My motivation for Atacama 2023 was knowing that I should be able to finish this race (having finished the Gobi March) and I didn’t want to fail and have to come back a third time! I finished! Another motivation that spurred me on was that if I finished Atacama 2023 I would qualify for the Last Desert, Antartica. In retrospect, I might come back to do the Atacama Crossing again because it was really fun and challenging. Doing the Long March in the Atacama Desert lit by a full moon was incredible.

My motivation for the 2024 Namib Race is join the 4 Deserts Club!

So, do some reflection and figure out your motivation to complete the Namib Race! Make it a strong motivation that will drive you forward in the Namib Desert when things are going well but also when they get tough.

Comments: Total (1) comments

Mary Gadams

Posted On: 17 Mar 2024 10:40 am

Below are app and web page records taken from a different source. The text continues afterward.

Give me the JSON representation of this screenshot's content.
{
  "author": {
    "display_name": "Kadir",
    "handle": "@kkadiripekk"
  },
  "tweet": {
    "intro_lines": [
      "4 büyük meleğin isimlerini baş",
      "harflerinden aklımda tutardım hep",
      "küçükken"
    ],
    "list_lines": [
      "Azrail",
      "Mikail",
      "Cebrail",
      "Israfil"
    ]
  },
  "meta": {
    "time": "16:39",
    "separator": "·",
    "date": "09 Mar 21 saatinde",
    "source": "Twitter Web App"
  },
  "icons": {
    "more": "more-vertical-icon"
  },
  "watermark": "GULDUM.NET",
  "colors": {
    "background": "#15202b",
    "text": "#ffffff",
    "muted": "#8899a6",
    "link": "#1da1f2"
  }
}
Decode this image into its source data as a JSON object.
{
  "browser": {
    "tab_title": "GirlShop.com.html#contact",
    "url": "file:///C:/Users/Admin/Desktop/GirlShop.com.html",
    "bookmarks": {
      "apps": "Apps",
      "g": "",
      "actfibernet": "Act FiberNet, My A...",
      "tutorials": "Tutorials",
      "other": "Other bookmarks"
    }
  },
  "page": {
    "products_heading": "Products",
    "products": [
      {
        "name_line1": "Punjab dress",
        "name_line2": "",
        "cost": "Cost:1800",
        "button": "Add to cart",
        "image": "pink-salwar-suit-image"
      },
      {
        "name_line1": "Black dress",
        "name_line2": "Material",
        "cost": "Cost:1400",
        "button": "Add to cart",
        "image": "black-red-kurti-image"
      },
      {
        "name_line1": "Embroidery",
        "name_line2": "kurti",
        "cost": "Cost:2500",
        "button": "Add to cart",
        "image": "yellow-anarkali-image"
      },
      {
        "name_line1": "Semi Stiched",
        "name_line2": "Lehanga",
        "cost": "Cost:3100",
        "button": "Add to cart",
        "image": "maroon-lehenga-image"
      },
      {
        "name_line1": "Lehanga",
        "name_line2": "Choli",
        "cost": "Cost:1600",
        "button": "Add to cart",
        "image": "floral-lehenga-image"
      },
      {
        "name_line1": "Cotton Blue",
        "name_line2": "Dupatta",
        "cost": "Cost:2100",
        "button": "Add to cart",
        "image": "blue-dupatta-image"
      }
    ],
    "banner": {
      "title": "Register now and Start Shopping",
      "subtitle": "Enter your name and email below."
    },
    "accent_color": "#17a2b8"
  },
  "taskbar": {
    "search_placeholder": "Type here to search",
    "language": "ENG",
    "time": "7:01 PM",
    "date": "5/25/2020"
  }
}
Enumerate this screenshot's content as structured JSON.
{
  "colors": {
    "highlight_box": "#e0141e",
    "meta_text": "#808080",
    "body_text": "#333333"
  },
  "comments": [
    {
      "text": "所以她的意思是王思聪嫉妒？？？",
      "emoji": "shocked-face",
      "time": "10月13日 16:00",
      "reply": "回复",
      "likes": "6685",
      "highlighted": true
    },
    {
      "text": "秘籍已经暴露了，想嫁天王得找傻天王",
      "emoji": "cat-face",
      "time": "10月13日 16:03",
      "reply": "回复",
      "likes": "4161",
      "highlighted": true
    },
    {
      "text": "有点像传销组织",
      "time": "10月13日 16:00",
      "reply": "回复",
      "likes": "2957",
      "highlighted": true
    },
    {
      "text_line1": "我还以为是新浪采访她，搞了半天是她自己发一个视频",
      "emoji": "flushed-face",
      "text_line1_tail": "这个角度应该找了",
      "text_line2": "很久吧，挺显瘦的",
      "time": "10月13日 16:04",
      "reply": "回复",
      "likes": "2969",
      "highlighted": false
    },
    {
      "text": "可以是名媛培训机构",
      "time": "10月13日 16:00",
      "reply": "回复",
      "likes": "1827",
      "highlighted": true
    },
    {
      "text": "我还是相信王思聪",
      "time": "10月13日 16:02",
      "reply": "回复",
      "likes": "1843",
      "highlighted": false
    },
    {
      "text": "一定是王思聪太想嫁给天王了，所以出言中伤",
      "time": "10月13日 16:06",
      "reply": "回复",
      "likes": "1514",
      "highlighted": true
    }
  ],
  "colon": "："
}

Hi Richard, you will love Namibia, another incredible desert. I am looking forward to seeing you in Antarctica but in the meantime will be cheering for throughout the Namib Race. Continued good luck with the final preparations. Mary

09 February 2024 08:16 pm (GMT) Greenwich Mean Time: Dublin, Edinburgh, Lisbon, London

I think it was late summer in 2019 when I came across a YouTube video for the Atacama Crossing by Racing the Planet. I was captivated. Although I had completed multiple marathons and Ironman triathlons, I had never considered doing an ultra-distance race let alone one for a whole week in the desert, sleeping in tents and eating freeze-dried food. I wondered if I could complete such a race. It seemed at the edge of my abilities. However, I was encouraged learning that there were checkpoints every ~10K. I could wrap my head around 10K. It was exactly the challenge I was seeking. Little did I know I was taking the first steps into a great adventure.

I wanted to do the 2019 Atacama Crossing but I didn’t think I had enough time to train for the September race. However, I was too excited to wait for Atacama 2020, so I registered and started training for the Namib Race scheduled for April 2020. But then of course the pandemic began and the race was postponed.

Fast forward to February 2024 and I am registered for the Namib Race. It recently hit me that it has been four years since I first considered doing this race. Last year, I was able to complete the Gobi March and Atacama Crossing. Now, here we all are training for the 2024 Namib Race. I know it will be a great experience!

Comments: Total (1) comments

Sam Fanshawe

Posted On: 10 Feb 2024 06:07 pm

Crazy that the Namib Race has been four years coming - and now you're a pro at these races. We look forward to seeing you again and reading your blogs which are always informative and entertaining.